As corny as this might sound, Joe, Hans, Jean-Jacques and Stavros SixPack only have a highly imperfect way of expressing their mood which is by way of a call to stick a bit of paper into the ballot box every few years (or weeks, if you happen to be Greek). A more immediate and hopefully more educated response to politicians and their vanities can be read in the performance of markets which are possibly a (marginally) more sensible vox pop. Current volatility must be telling the polis that they’ve still got something horribly wrong, even if the ballot boxes aren’t. I don’t see how Hollande thinks he’s going to save the boat by tossing the navigator overboard.
After a brutal day in the European equities with all the principal stock indices down over 2-1/2%, the US equities rallied back sharply to close more or less flat. I guess that somehow the Americans still seem to believe that our politicians are like their politicians who like nothing more than a jolly good game of brinkmanship and, once they have cynically garnered a few headlines in the news, will swing back on to the path of something approaching reason and vote as expected.
Sadly, that is not the case. In fact, the gridlock is becoming more pronounced and rather than settling down in the back-room in order to thrash out a compromise, the fronts are hardening. The EU mini-summit of yesterday was a case in point and even the normally highly upbeat Muppet-in-Chief, Jean-Claude Juncker, had to admit defeat in stating: “We had a not unheated discussion on eurobonds”, adding that joint borrowings “didn’t find much support, particularly in the German-speaking area but found a certain enthusiasm in the French speaking area”. Another summer of useless summits ahead? Yikes!

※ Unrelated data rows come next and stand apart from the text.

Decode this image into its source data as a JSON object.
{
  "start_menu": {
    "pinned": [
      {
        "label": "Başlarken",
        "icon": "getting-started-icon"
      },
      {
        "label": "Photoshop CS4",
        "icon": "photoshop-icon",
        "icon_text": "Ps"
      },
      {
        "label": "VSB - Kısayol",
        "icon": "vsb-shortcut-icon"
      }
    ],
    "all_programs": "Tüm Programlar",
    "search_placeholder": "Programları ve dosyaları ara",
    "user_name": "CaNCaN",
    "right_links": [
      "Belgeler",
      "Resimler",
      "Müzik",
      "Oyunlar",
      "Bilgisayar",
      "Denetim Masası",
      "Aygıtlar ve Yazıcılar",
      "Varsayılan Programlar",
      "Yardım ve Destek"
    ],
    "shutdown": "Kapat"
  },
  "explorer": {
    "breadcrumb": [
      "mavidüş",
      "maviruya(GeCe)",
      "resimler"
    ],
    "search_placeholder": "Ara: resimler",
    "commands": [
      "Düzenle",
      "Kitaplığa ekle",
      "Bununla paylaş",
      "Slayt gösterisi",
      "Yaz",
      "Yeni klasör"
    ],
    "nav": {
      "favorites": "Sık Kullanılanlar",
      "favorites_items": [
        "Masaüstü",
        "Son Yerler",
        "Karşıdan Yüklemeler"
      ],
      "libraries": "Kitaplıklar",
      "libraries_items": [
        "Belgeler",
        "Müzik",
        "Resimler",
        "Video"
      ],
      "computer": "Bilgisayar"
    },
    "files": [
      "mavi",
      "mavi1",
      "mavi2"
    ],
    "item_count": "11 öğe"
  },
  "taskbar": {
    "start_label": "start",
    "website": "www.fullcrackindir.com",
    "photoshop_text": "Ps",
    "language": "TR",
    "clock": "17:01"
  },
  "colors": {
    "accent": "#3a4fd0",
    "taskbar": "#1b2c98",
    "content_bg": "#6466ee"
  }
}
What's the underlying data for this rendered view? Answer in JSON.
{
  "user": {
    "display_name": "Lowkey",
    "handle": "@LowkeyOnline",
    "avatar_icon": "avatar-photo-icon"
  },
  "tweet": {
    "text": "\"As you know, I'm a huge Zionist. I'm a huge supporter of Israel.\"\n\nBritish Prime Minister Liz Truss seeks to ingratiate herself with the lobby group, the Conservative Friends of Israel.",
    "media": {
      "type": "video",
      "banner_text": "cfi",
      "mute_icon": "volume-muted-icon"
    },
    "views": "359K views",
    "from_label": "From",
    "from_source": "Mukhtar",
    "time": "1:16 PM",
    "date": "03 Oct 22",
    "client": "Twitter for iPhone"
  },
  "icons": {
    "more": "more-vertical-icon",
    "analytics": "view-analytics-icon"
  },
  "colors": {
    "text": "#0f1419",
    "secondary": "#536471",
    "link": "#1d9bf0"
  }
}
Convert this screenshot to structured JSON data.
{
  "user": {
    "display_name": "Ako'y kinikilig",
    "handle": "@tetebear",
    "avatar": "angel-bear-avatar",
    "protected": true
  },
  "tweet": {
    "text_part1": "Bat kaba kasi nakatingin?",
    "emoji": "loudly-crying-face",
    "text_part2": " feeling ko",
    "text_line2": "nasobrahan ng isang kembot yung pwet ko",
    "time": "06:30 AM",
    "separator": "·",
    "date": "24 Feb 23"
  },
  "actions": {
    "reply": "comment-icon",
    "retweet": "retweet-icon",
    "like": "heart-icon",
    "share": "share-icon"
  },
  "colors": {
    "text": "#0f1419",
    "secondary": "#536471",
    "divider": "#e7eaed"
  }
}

On Martin Wolf
Meanwhile, I should like to express my thanks to M2 Davies of Shepherdstown, West Virginia for the following comment on Martin Wolf and his excurse into US Treasury history in general and into Alexander Hamilton in particular. She wrote the following in response to my already critical comments on Wolf’s FT article of yesterday:
Wolf misses two important points:
1. Alexander Hamilton “got something” in return for assuming those debts. (And by the way, he didn’t take all of them.) Hamilton essentially gained complete control of monetary and fiscal policy from the previously sovereign states. He turned “federal”, in the sense of distributed power, into *Federal, *meaning nationally and centrally controlled. The recently-adopted Constitution had provided what looked like a porthole-sized opening for the national government to directly tax and to fund interstate projects. Hamilton turned that porthole into the Crystal Palace.
2. The debts the states tendered to the US were their shares of the expense of the Revolutionary War. They had already been deeply discounted in the secondary market and were mostly held in the hands of wealthy investors. The primary holders, soldiers and suppliers, had been legged over good and proper. Hamilton’s funding scheme actually redeemed the things at a premium to market prices. My point is that the states weren’t in the business of racking up still more debts – can anyone say the same about European nations?”
The eurozone confused having roommates with building a family. Families have joint bank accounts. Roommates divvy up expenses, but they keep receipts. Stavros doesn’t pay for Mary’s mascara, Mary doesn’t pay for Jacques’ lap dances, and Jacques doesn’t pay for Helga’s weed. Most of all, Helga’s mom Angela shouldn’t have to pay for any of it.”
There’s not much I can add to that.